#### ASSIGNMENT:
What lines in the material hold the string "JSON"? Copy out each of them.

#### DATA SUPPLIED:
▬▬▬▬▬▬

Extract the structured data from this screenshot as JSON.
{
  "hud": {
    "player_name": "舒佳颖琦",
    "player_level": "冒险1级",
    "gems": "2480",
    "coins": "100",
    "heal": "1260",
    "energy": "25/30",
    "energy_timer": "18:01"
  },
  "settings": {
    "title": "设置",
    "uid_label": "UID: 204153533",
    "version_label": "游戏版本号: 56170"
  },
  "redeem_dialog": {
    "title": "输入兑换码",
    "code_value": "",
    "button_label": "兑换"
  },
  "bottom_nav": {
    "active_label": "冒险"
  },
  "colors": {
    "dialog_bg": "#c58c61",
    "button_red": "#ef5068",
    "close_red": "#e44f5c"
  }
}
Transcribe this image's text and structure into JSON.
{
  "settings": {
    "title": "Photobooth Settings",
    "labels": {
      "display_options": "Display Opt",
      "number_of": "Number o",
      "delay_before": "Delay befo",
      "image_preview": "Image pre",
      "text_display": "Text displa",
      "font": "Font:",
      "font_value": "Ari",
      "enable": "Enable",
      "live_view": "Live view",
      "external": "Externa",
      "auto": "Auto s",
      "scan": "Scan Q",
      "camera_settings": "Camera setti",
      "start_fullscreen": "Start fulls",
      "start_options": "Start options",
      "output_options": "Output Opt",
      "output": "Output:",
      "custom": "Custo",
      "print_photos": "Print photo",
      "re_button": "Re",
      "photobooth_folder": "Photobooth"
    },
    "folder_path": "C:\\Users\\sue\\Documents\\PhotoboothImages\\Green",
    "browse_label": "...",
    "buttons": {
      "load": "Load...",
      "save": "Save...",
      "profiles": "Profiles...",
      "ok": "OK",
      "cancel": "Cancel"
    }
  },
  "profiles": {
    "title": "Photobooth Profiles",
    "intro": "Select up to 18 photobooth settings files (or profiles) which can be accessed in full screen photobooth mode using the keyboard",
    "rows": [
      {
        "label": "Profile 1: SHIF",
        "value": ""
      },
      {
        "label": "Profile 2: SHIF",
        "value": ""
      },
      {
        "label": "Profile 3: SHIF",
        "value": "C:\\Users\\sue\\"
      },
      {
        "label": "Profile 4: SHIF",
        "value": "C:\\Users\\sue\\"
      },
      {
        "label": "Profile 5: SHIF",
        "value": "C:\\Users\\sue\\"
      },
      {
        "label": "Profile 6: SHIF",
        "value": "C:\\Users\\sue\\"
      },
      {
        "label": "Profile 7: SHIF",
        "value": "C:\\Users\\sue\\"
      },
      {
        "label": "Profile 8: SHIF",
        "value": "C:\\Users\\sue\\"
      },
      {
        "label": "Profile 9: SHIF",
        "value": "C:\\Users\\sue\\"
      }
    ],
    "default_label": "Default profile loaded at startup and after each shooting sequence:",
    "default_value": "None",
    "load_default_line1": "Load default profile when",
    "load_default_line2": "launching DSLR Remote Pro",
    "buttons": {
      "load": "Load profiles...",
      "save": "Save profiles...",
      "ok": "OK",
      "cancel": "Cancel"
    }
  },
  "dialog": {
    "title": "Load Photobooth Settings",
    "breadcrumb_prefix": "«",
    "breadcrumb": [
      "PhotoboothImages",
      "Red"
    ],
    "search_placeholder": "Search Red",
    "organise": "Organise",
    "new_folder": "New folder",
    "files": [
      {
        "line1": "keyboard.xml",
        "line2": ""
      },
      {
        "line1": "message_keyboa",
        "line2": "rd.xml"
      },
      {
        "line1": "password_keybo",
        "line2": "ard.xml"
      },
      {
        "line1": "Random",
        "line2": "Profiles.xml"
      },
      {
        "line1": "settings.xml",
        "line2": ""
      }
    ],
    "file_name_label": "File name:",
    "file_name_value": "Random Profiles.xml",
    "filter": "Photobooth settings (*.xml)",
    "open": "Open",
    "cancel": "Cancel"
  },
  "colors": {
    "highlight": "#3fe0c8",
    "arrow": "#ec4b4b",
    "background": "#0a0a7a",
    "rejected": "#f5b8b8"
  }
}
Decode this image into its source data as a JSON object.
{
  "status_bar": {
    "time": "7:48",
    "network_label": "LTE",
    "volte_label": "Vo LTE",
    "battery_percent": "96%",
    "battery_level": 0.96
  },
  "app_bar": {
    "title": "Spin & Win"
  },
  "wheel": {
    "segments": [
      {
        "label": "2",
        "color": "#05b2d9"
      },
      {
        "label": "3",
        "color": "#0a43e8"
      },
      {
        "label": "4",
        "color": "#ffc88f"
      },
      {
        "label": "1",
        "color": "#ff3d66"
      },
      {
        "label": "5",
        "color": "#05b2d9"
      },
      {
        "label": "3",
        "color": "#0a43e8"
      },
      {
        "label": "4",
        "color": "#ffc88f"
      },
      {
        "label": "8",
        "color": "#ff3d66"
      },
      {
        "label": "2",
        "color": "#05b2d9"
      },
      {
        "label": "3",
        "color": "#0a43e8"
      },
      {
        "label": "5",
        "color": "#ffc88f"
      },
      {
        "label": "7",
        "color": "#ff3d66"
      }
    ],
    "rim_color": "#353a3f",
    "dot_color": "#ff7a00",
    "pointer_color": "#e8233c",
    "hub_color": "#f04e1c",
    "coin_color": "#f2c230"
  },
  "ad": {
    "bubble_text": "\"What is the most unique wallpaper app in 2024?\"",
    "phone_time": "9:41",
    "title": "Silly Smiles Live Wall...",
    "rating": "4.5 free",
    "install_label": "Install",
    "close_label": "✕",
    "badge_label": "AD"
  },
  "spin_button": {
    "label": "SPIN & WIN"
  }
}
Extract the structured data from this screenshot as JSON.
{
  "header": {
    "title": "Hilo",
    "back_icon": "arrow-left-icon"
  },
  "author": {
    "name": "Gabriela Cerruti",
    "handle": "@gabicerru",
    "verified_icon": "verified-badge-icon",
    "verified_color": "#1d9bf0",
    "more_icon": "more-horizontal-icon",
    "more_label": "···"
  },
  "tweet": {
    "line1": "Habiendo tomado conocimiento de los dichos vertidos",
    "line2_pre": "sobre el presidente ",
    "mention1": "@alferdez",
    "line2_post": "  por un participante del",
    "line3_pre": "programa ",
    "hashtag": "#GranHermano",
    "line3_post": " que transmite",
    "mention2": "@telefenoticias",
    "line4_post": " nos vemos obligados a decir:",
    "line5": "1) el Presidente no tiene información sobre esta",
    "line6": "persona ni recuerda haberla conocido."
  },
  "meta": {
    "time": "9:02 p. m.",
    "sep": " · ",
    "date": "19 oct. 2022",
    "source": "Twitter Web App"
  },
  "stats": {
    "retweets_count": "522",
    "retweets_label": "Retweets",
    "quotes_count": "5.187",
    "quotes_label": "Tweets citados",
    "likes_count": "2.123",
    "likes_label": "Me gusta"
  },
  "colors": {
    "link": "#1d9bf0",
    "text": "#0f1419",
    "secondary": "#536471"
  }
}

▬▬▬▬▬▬

#### EXERCISE OUTPUT:
Extract the structured data from this screenshot as JSON.
Transcribe this image's text and structure into JSON.
Decode this image into its source data as a JSON object.
Extract the structured data from this screenshot as JSON.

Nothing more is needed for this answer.